Philadelphia Attorney On Hostile Work Environment

One of the most common laments we hear is a "I work in a hostile work environment!" Often, the employee feels that he/she is being treated unfairly or differently than other employees. However, not every unpleasant work situation is illegal.

There is a big difference between a lawful hostile work environment and an unlawful hostile work environment! Since nearly every state in America is an "employment at will" state, the first thing you need to know is that you can be fired for any reason, unless it is either an illegal discriminatory reason (i.e. you are fired for something beyond your control such as your age, race, sex, national origin, handicap, etc.) or a retaliatory reason (i.e. you are fired because you had complained about being treated in an illegal discriminatory fashion or because you engaged in some other legally protected action (i.e. complained about sexual harassment, filed a workers' compensation claim, sought Family and Medical Leave, sought overtime to which you believed you were entitled, took jury duty, etc.)

Unfortunately, there is no legal protection if you are fired because of a personality conflict, or because management simply prefers a co-employee more than you, or because your boss does not like your shoes. These things may be unfair, they may be morally and ethically repugnant, but they are not illegal.

So what is a"hostile work environment" as that term is used in legal circles? It describes a work environment that promotes and/or unreasonably permits discrimination against a particular employee or class of employees because of his/her/their age, race, sex, national origin, disability, religion, etc.

Common examples of a hostile work environment would be where the employer permits the pervasive use of language or non-verbal expression that is hostile to persons of certain protected classifications. Such conduct often forms the basis for a claim of Sexual Harassment or Title VII Discrimination.

Another example of actionable misconduct is where the employer engages in Retaliation after after an employee registers a complaint to management or to a state or federal authority concerning any state or federal employment law, such as those laws making sexual harassment illegal, or those relating to as Overtime claims, Discrimination, the Equal Pay Act, the Americans With Disabilities Act, the Family and Medical Leave Act, Sarbanes-Oxley , etc.

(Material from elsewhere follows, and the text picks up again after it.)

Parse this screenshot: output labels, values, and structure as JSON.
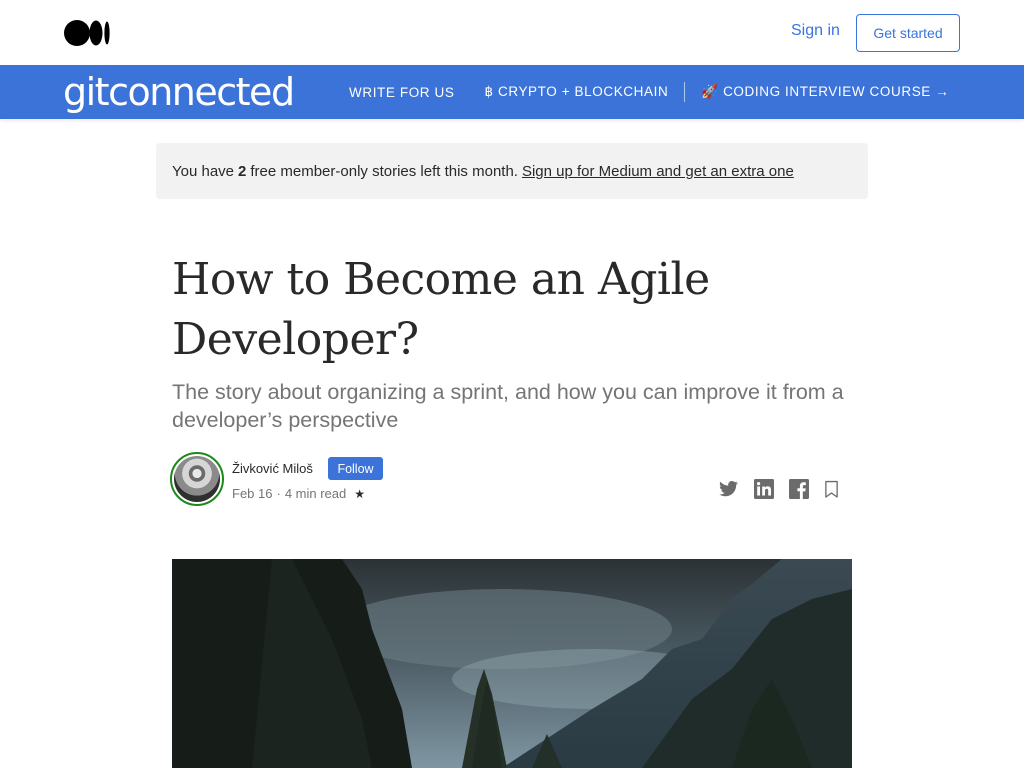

NOTESee Horrible Bosses: Boss Tells Woman to Forget About Daughter at Work "Because She's Dead."  Does such a callous statement give rise to a hostile work environment claim?

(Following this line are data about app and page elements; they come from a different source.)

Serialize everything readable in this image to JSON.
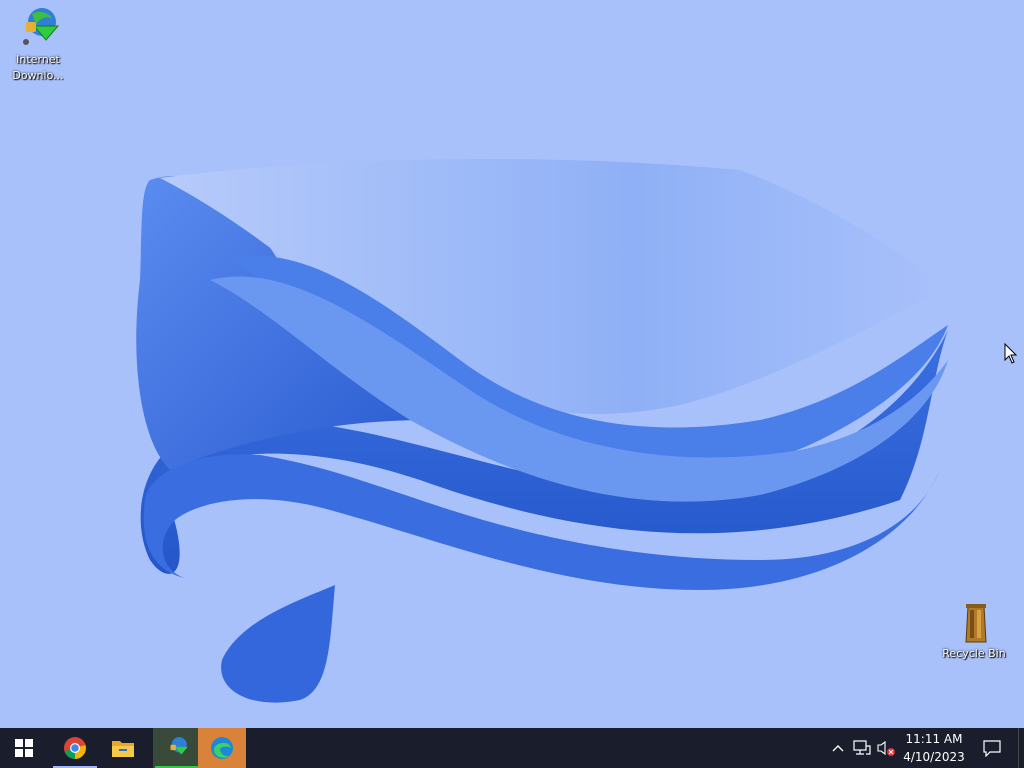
{
  "desktop": {
    "icons": [
      {
        "name": "Internet\nDownlo...",
        "icon": "internet-download-manager-icon"
      },
      {
        "name": "Recycle Bin",
        "icon": "recycle-bin-icon"
      }
    ]
  },
  "taskbar": {
    "start": {
      "icon": "windows-logo-icon"
    },
    "pinned": [
      {
        "app": "Google Chrome",
        "icon": "chrome-icon"
      },
      {
        "app": "File Explorer",
        "icon": "folder-icon"
      },
      {
        "app": "Internet Download Manager",
        "icon": "idm-icon"
      },
      {
        "app": "Microsoft Edge",
        "icon": "edge-icon"
      }
    ],
    "tray": {
      "icons": [
        "chevron-up-icon",
        "network-icon",
        "volume-muted-icon"
      ],
      "time": "11:11 AM",
      "date": "4/10/2023",
      "notification_icon": "action-center-icon"
    }
  },
  "colors": {
    "desktop_bg": "#a9c1fb",
    "taskbar_bg": "#1a1e2c",
    "ribbon": "#3a6ee0"
  }
}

Do you work in Malvern, Plymouth Meeting, Blue Bell, Lansdale, Media, Doylestown, Exton, Downingtown, Newtown Square, Philadelphia or surrounding communities? Do you believe you are being discriminated against, treated unfairly, being subjected to a hostile work environment? We help people in Southeastern Pennsylvania with such situations everyday. Sometimes we help them keep their jobs. Sometimes we help them get freed of a terrible work situation and get them on unemployment. Sometimes, we sue their employers for illegal work practices.

2 comments:

Anonymous said...

i work in a nursing home in punxsutawney,pa
ththey sent a letter out to all their c.n.a.s
it states that if you are off and they try to call you but if you do not answer that call that is wrote up as a refusal to work.
i do not set my phone 24/7.
also that you can only refuse overtime in a pay period once.
after taht you arw wrote up
the pay period is only 14days .
so they are saying they can force you to work overtime hour 9 in 14 days.
is this legal or harrasment?

Anonymous said...

My sister is out of work on disability. Her employer will no longer accept the reason for disability from her doctor. Her doctor will not write anything different than he has previously. Her original doctor has also sent her to a surgeon and says that the surgeon must fill out her disability paperwork the surgeon will not fill out any paperwork until after he does surgery on 4/3/09. Also, her original doctor will not release her back to work either. Although her employer did advise her that if he did it would be like saying that the time she was out was a fraud. In the meantime, she is no longer able to receive her disability payments and now fears her employer will terminate her as she waits to have the surgery? What can and should she do?